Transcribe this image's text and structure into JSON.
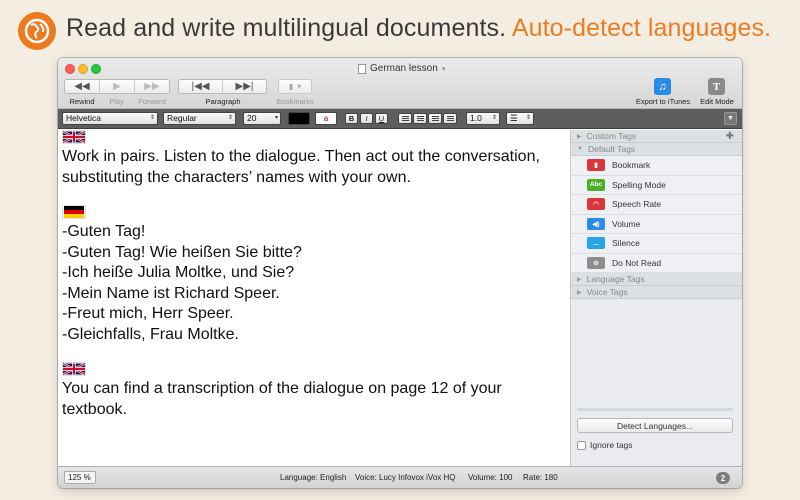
{
  "banner": {
    "headline": "Read and write multilingual documents.",
    "headline_accent": "Auto-detect languages.",
    "colors": {
      "accent": "#ec7c22",
      "text": "#3a3a3a"
    }
  },
  "window": {
    "title": "German lesson",
    "toolbar": {
      "rewind": "Rewind",
      "play": "Play",
      "forward": "Forward",
      "paragraph": "Paragraph",
      "bookmarks": "Bookmarks",
      "export": "Export to iTunes",
      "edit_mode": "Edit Mode"
    },
    "format": {
      "font": "Helvetica",
      "style": "Regular",
      "size": "20",
      "line_spacing": "1.0",
      "bold": "B",
      "italic": "I",
      "underline": "U",
      "highlight": "a"
    }
  },
  "document": {
    "para1": "Work in pairs. Listen to the dialogue. Then act out the conversation, substituting the characters’ names with your own.",
    "lines": [
      "-Guten Tag!",
      "-Guten Tag! Wie heißen Sie bitte?",
      "-Ich heiße Julia Moltke, und Sie?",
      "-Mein Name ist Richard Speer.",
      "-Freut mich, Herr Speer.",
      "-Gleichfalls, Frau Moltke."
    ],
    "para3": "You can find a transcription of the dialogue on page 12 of your textbook."
  },
  "sidebar": {
    "custom_tags": "Custom Tags",
    "default_tags": "Default Tags",
    "tags": [
      {
        "label": "Bookmark",
        "icon": "bookmark-icon",
        "color": "#d9363e"
      },
      {
        "label": "Spelling Mode",
        "icon": "abc-icon",
        "color": "#4caf29",
        "icon_text": "Abc"
      },
      {
        "label": "Speech Rate",
        "icon": "speedometer-icon",
        "color": "#d9363e"
      },
      {
        "label": "Volume",
        "icon": "speaker-icon",
        "color": "#2a8ae6"
      },
      {
        "label": "Silence",
        "icon": "ellipsis-icon",
        "color": "#28a5e6",
        "icon_text": "..."
      },
      {
        "label": "Do Not Read",
        "icon": "no-read-icon",
        "color": "#8c8c8c"
      }
    ],
    "language_tags": "Language Tags",
    "voice_tags": "Voice Tags",
    "detect_button": "Detect Languages...",
    "ignore_tags": "Ignore tags"
  },
  "status": {
    "zoom": "125 %",
    "language": "Language: English",
    "voice": "Voice: Lucy Infovox iVox HQ",
    "volume": "Volume: 100",
    "rate": "Rate: 180",
    "count": "2"
  }
}
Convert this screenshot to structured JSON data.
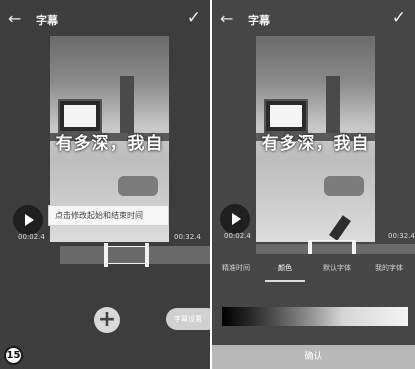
{
  "step_number": "15",
  "panel_left": {
    "back_label": "←",
    "title": "字幕",
    "confirm_label": "✓",
    "video_subtitle": "有多深，我自",
    "edit_hint": "点击修改起始和结束时间",
    "time_start": "00:02.4",
    "time_end": "00:32.4",
    "add_label": "+",
    "subtitle_settings_label": "字幕设置"
  },
  "panel_right": {
    "back_label": "←",
    "title": "字幕",
    "confirm_label": "✓",
    "video_subtitle": "有多深，我自",
    "time_start": "00:02.4",
    "time_end": "00:32.4",
    "tabs": [
      {
        "label": "精准时间",
        "active": false
      },
      {
        "label": "颜色",
        "active": true
      },
      {
        "label": "默认字体",
        "active": false
      },
      {
        "label": "我的字体",
        "active": false
      }
    ],
    "confirm_button_label": "确认"
  },
  "colors": {
    "panel_bg": "#3d3d3d",
    "accent_light": "#f2f2f2",
    "confirm_bar": "#b8b8b8"
  },
  "icons": [
    "back-arrow-icon",
    "checkmark-icon",
    "play-icon",
    "plus-icon"
  ]
}
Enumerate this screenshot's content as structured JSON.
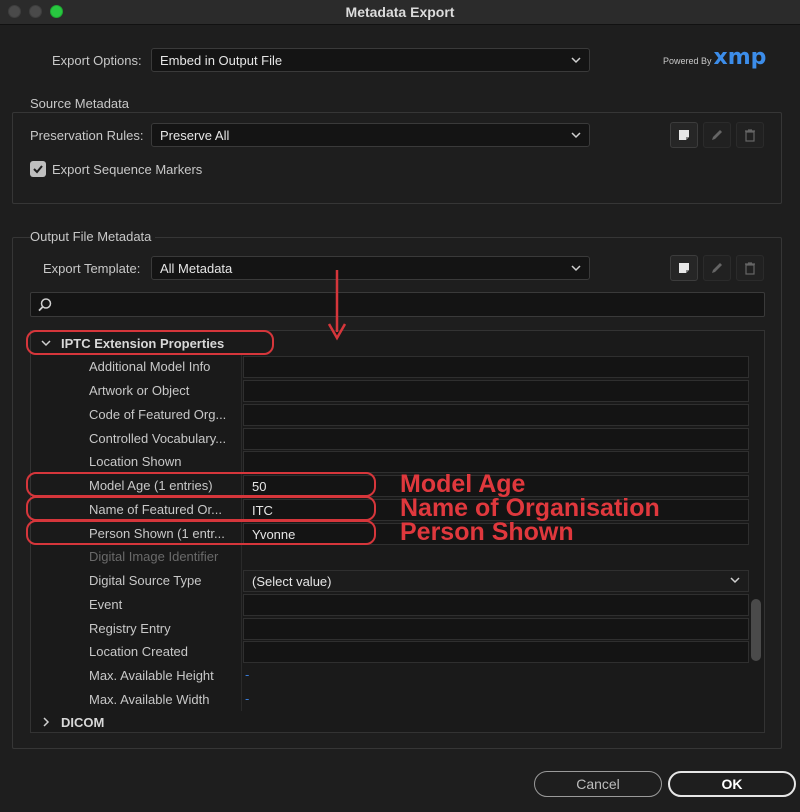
{
  "window": {
    "title": "Metadata Export"
  },
  "export_options": {
    "label": "Export Options:",
    "value": "Embed in Output File"
  },
  "branding": {
    "powered_by": "Powered By",
    "logo": "xmp"
  },
  "source_metadata": {
    "title": "Source Metadata",
    "preservation_label": "Preservation Rules:",
    "preservation_value": "Preserve All",
    "export_markers_label": "Export Sequence Markers",
    "export_markers_checked": true
  },
  "output_metadata": {
    "title": "Output File Metadata",
    "template_label": "Export Template:",
    "template_value": "All Metadata",
    "search_placeholder": ""
  },
  "tree": {
    "section_iptc": "IPTC Extension Properties",
    "section_dicom": "DICOM",
    "rows": [
      {
        "label": "Additional Model Info",
        "value": ""
      },
      {
        "label": "Artwork or Object",
        "value": ""
      },
      {
        "label": "Code of Featured Org...",
        "value": ""
      },
      {
        "label": "Controlled Vocabulary...",
        "value": ""
      },
      {
        "label": "Location Shown",
        "value": ""
      },
      {
        "label": "Model Age (1 entries)",
        "value": "50"
      },
      {
        "label": "Name of Featured Or...",
        "value": "ITC"
      },
      {
        "label": "Person Shown (1 entr...",
        "value": "Yvonne"
      },
      {
        "label": "Digital Image Identifier",
        "value": ""
      },
      {
        "label": "Digital Source Type",
        "value": "(Select value)"
      },
      {
        "label": "Event",
        "value": ""
      },
      {
        "label": "Registry Entry",
        "value": ""
      },
      {
        "label": "Location Created",
        "value": ""
      },
      {
        "label": "Max. Available Height",
        "value": "-"
      },
      {
        "label": "Max. Available Width",
        "value": "-"
      }
    ]
  },
  "annotations": {
    "model_age": "Model Age",
    "name_of_org": "Name of Organisation",
    "person_shown": "Person Shown"
  },
  "buttons": {
    "cancel": "Cancel",
    "ok": "OK"
  },
  "colors": {
    "annotation_red": "#d6363b",
    "xmp_blue": "#3c8dea",
    "checkbox": "#bfbfbf"
  }
}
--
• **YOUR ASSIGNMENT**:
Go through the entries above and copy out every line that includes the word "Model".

• **TASK RESPONSE**:
        "label": "Additional Model Info",
        "label": "Model Age (1 entries)",
    "model_age": "Model Age",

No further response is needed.